TASK INSTRUCTIONS: Needed from the entries below: every line that holds the word "title".

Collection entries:
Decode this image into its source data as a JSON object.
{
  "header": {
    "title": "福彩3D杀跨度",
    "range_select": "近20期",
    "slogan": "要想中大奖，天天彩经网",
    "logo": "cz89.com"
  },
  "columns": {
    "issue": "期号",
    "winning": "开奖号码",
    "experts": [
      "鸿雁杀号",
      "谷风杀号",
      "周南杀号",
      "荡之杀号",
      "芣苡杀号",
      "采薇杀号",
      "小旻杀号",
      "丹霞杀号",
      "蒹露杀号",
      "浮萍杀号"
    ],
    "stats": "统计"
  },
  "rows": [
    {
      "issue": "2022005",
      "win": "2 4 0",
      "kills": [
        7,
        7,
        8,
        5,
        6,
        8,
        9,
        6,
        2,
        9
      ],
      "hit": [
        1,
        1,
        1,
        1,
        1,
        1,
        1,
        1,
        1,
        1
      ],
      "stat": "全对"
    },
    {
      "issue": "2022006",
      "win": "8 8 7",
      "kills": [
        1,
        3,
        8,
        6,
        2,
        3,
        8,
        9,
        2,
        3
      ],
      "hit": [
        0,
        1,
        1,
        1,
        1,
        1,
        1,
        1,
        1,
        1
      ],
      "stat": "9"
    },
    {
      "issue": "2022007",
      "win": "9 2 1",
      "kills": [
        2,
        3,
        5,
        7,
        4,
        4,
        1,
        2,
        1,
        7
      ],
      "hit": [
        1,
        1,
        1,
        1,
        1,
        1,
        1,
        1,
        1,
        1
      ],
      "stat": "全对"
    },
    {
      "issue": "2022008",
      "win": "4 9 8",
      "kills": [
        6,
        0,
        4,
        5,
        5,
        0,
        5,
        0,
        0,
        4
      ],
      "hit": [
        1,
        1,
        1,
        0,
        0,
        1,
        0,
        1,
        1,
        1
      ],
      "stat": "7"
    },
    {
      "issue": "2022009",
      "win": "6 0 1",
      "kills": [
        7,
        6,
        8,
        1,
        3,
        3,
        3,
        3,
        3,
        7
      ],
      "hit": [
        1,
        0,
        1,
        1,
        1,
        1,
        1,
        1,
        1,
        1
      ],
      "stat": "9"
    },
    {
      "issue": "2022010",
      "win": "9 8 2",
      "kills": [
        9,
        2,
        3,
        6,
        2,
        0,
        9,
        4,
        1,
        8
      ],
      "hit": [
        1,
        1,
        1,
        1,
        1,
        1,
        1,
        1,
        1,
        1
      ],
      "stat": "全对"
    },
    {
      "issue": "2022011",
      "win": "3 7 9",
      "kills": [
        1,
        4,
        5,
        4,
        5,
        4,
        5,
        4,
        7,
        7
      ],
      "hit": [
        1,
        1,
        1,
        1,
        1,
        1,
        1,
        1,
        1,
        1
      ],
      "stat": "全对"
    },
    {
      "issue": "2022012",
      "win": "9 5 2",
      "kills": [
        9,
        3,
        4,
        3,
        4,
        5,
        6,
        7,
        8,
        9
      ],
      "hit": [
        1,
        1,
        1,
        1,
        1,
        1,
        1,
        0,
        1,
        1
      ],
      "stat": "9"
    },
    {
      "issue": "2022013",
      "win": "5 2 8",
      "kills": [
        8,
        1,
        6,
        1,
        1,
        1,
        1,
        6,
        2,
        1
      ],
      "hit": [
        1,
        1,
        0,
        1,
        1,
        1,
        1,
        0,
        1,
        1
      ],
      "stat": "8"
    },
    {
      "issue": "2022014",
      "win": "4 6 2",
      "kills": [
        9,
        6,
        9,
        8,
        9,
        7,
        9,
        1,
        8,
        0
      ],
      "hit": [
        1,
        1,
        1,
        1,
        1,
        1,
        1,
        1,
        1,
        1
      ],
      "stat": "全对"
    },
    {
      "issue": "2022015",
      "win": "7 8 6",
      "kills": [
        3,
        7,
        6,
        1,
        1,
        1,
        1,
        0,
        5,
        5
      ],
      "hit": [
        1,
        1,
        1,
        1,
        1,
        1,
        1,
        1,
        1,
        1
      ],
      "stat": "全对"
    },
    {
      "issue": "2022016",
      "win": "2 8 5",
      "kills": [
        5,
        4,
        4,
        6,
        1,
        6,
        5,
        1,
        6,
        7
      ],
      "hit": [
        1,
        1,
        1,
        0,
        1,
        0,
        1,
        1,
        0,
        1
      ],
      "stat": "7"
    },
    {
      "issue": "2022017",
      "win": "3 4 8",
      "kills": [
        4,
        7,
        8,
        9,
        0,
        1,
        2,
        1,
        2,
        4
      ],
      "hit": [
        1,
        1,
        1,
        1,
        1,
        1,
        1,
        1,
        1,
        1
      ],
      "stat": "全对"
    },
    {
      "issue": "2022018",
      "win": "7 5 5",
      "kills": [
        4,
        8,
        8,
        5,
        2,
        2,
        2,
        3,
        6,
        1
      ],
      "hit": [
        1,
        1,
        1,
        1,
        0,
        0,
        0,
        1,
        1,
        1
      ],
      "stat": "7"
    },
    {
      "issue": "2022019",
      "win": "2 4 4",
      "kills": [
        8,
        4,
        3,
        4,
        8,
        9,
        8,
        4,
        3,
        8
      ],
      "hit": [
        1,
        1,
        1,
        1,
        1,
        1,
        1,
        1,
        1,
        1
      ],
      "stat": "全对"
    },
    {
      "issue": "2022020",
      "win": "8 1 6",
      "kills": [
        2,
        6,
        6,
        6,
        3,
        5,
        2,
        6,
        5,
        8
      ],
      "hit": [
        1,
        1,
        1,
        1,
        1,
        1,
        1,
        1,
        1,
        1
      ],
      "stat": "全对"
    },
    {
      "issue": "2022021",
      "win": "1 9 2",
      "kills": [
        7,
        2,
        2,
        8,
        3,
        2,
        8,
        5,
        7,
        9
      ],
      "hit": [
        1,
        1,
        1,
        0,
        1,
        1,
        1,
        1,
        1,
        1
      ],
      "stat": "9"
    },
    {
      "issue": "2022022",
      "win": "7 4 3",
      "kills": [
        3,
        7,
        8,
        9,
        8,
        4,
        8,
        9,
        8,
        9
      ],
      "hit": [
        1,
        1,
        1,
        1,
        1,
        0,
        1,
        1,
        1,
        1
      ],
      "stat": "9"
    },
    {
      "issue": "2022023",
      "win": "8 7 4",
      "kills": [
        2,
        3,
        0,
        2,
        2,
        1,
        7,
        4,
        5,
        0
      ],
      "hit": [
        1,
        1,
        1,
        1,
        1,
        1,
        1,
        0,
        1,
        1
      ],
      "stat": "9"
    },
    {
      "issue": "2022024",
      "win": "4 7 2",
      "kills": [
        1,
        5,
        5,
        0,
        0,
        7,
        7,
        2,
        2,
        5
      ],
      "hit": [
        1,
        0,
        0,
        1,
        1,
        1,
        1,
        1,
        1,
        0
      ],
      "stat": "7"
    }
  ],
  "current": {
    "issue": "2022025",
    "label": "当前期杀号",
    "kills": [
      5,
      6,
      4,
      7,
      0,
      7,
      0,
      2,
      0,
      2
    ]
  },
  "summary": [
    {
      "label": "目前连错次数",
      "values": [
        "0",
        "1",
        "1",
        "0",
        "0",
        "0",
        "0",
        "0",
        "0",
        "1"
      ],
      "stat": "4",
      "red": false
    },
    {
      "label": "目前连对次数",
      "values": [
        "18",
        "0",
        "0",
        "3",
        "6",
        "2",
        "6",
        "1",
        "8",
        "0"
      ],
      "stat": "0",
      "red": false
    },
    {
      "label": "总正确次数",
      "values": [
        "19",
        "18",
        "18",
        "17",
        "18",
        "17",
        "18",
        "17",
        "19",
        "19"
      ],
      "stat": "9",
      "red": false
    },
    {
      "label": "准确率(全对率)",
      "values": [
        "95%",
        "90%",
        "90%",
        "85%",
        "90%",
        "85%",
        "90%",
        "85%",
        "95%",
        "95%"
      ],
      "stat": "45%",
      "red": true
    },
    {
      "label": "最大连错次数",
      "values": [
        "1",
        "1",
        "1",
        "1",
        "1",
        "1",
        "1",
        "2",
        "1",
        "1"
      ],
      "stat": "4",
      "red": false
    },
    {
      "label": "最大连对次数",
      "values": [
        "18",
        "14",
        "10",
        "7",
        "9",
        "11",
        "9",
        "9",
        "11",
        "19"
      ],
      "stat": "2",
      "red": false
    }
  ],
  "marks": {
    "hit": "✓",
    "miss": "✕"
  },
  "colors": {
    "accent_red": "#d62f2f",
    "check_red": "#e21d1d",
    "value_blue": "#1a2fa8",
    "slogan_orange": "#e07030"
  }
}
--
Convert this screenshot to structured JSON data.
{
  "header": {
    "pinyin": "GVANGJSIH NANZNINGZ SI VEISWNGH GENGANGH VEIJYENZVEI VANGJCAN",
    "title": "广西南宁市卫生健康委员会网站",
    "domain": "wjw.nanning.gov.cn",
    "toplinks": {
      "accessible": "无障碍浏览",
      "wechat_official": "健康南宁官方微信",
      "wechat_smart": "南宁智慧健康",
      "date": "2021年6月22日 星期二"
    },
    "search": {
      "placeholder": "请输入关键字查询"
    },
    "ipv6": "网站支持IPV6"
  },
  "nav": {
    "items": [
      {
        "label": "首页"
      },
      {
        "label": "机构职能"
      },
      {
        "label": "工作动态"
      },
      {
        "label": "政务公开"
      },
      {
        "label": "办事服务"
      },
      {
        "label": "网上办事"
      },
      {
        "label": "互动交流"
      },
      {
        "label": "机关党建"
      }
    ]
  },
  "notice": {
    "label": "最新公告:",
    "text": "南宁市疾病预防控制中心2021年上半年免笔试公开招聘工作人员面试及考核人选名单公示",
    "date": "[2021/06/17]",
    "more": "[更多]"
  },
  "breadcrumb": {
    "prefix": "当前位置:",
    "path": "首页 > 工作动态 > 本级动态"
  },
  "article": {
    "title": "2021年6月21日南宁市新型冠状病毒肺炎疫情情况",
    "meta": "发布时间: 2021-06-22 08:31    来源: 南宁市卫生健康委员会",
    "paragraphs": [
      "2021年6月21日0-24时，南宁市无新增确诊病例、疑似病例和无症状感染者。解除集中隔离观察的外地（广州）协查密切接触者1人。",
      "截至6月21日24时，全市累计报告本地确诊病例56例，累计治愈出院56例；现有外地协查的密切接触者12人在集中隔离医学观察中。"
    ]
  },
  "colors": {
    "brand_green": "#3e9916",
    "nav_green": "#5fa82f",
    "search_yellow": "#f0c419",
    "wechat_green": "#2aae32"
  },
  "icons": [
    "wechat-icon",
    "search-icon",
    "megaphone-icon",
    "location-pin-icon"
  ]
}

EXERCISE OUTPUT:
    "title": "福彩3D杀跨度",
    "title": "广西南宁市卫生健康委员会网站",
    "title": "2021年6月21日南宁市新型冠状病毒肺炎疫情情况",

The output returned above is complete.